If a green audit of Google's headquarters were conducted, the company would pass with flying colors. In addition to the environmentally friendly transportation option, the company has implemented waste, water-, and energy-reduction programs based on solar power; uses environmentally safe cleaning products; has advanced heating, ventilation, and air-conditioning systems that flush out 90% of indoor airborne impurities; and uses the air from the nearby San Francisco Bay for cooling.

While a public works department may not be able to offer its staff the same perks as Google, it can incorporate green operations into its facilities to operate with less impact on building occupants and the environment. The best way to begin the process is to conduct a green audit.

Defining The Process

A building consultant, architect, engineer, or Leadership in Energy and Environmental Design-accredited professional can conduct this audit. Cost typically is based on a per-building scale, with a basic audit starting at $1000.

A green audit studies the facility's overall impact on the environment. Among a host of other measures that help a facility run more efficiently, an auditor investigates: energy and water use, and where you can incorporate savings or implement alternative power sources; indoor air quality; recycling programs; source elimination; and waste-reduction measures.

Though still a relatively new concept in many parts of the world, green audits are becoming more common. “They're viewed as a justified expense because they contribute to a healthier working and learning environment for all building occupants,” says Mike Sawchuk, vice president and general manager of Enviro-Solutions, a Peterborough, Ontario-based manufacturer of cleaning chemicals. “They also help employers save money in reduced energy use, waste reduction, and lowered workman's compensation expenses and other insurance costs.”

The key goal of a green audit isn't just to protect building occupants' health and the environment, but to decrease operating overhead, which helps save taxpayers money.
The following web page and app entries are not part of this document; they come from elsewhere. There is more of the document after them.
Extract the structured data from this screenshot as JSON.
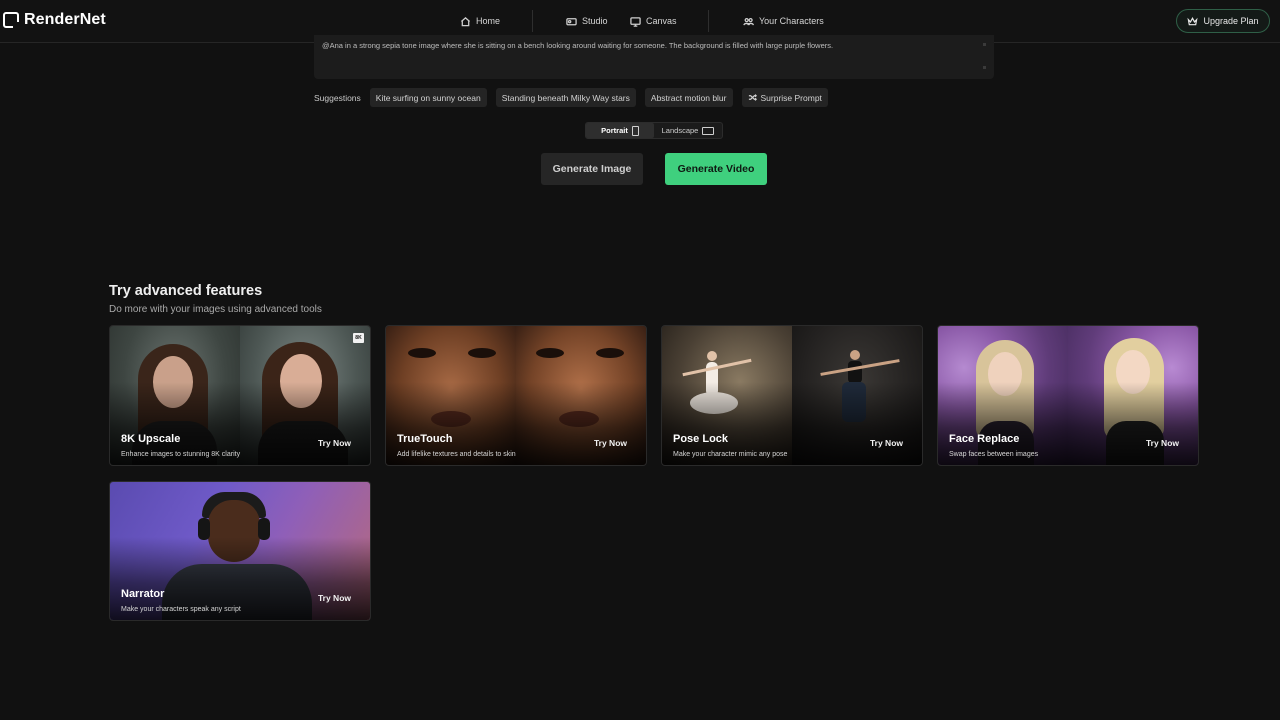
{
  "brand": {
    "name": "RenderNet"
  },
  "nav": {
    "home": "Home",
    "studio": "Studio",
    "canvas": "Canvas",
    "characters": "Your Characters",
    "upgrade": "Upgrade Plan"
  },
  "prompt": {
    "text": "@Ana  in a strong sepia tone image where she is sitting on a bench looking around waiting for someone. The background is filled with large purple flowers."
  },
  "suggestions": {
    "label": "Suggestions",
    "items": [
      "Kite surfing on sunny ocean",
      "Standing beneath Milky Way stars",
      "Abstract motion blur"
    ],
    "surprise": "Surprise Prompt"
  },
  "orientation": {
    "portrait": "Portrait",
    "landscape": "Landscape",
    "selected": "Portrait"
  },
  "actions": {
    "generate_image": "Generate Image",
    "generate_video": "Generate Video"
  },
  "features": {
    "title": "Try advanced features",
    "subtitle": "Do more with your images using advanced tools",
    "try_label": "Try Now",
    "badge_8k": "8K",
    "cards": [
      {
        "title": "8K Upscale",
        "desc": "Enhance images to stunning 8K clarity"
      },
      {
        "title": "TrueTouch",
        "desc": "Add lifelike textures and details to skin"
      },
      {
        "title": "Pose Lock",
        "desc": "Make your character mimic any pose"
      },
      {
        "title": "Face Replace",
        "desc": "Swap faces between images"
      },
      {
        "title": "Narrator",
        "desc": "Make your characters speak any script"
      }
    ]
  },
  "colors": {
    "background": "#111111",
    "accent_green": "#3fd07e"
  }
}
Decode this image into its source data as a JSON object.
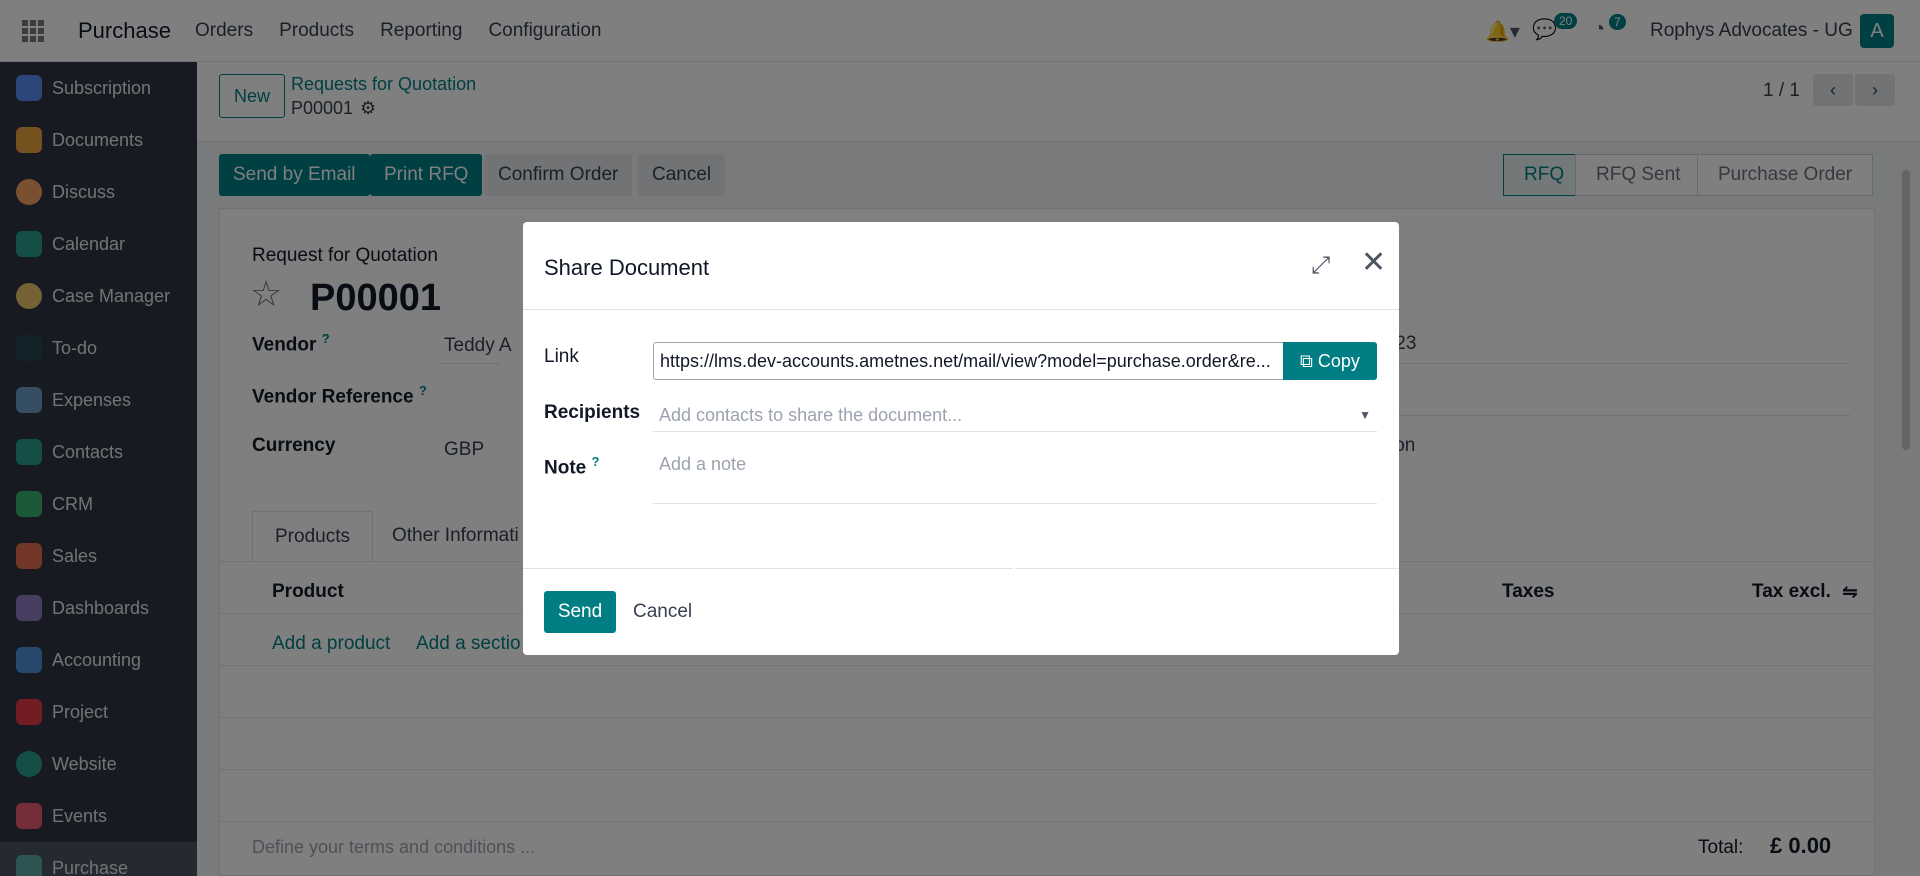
{
  "navbar": {
    "app_name": "Purchase",
    "menu": [
      "Orders",
      "Products",
      "Reporting",
      "Configuration"
    ],
    "messages_count": "20",
    "activities_count": "7",
    "company": "Rophys Advocates - UG",
    "avatar_letter": "A"
  },
  "sidebar": {
    "items": [
      {
        "label": "Subscription",
        "color": "#5b8def"
      },
      {
        "label": "Documents",
        "color": "#e8a33d"
      },
      {
        "label": "Discuss",
        "color": "#f4a261"
      },
      {
        "label": "Calendar",
        "color": "#2a9d8f"
      },
      {
        "label": "Case Manager",
        "color": "#e9c46a"
      },
      {
        "label": "To-do",
        "color": "#264653"
      },
      {
        "label": "Expenses",
        "color": "#6d9dc5"
      },
      {
        "label": "Contacts",
        "color": "#2a9d8f"
      },
      {
        "label": "CRM",
        "color": "#3bb273"
      },
      {
        "label": "Sales",
        "color": "#e76f51"
      },
      {
        "label": "Dashboards",
        "color": "#8e7cc3"
      },
      {
        "label": "Accounting",
        "color": "#4a90d9"
      },
      {
        "label": "Project",
        "color": "#e63946"
      },
      {
        "label": "Website",
        "color": "#2a9d8f"
      },
      {
        "label": "Events",
        "color": "#e85d75"
      },
      {
        "label": "Purchase",
        "color": "#5aa9a6"
      }
    ]
  },
  "control_panel": {
    "new_label": "New",
    "breadcrumb_parent": "Requests for Quotation",
    "breadcrumb_current": "P00001",
    "pager": "1 / 1"
  },
  "actions": {
    "send_email": "Send by Email",
    "print_rfq": "Print RFQ",
    "confirm_order": "Confirm Order",
    "cancel": "Cancel"
  },
  "statusbar": [
    "RFQ",
    "RFQ Sent",
    "Purchase Order"
  ],
  "form": {
    "subtitle": "Request for Quotation",
    "reference": "P00001",
    "vendor_label": "Vendor",
    "vendor_value": "Teddy A",
    "vendor_ref_label": "Vendor Reference",
    "currency_label": "Currency",
    "currency_value": "GBP",
    "right_value_1": ":23",
    "right_value_2": "ion",
    "tabs": [
      "Products",
      "Other Informati"
    ],
    "columns": {
      "product": "Product",
      "taxes": "Taxes",
      "tax_excl": "Tax excl."
    },
    "add_product": "Add a product",
    "add_section": "Add a sectio",
    "terms_placeholder": "Define your terms and conditions ...",
    "total_label": "Total:",
    "total_value": "£ 0.00"
  },
  "modal": {
    "title": "Share Document",
    "link_label": "Link",
    "link_value": "https://lms.dev-accounts.ametnes.net/mail/view?model=purchase.order&re...",
    "copy_label": "Copy",
    "recipients_label": "Recipients",
    "recipients_placeholder": "Add contacts to share the document...",
    "note_label": "Note",
    "note_placeholder": "Add a note",
    "send_label": "Send",
    "cancel_label": "Cancel"
  }
}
Solar panels, for instance, reduce energy consumption costs, cutting back on fossil fuel use and reliance on big energy providers.

“A green audit also explores and, if necessary, encourages staff members to get involved with the ‘greening' of their facilities,” says Sawchuk. “Many of the best ideas on how to run a more environmentally friendly facility come from the bottom up, with staff members empowered to suggest ways for greening their own work areas. As collaborative and long-term efforts, the solutions can positively impact the environment, as well as cut expenses.”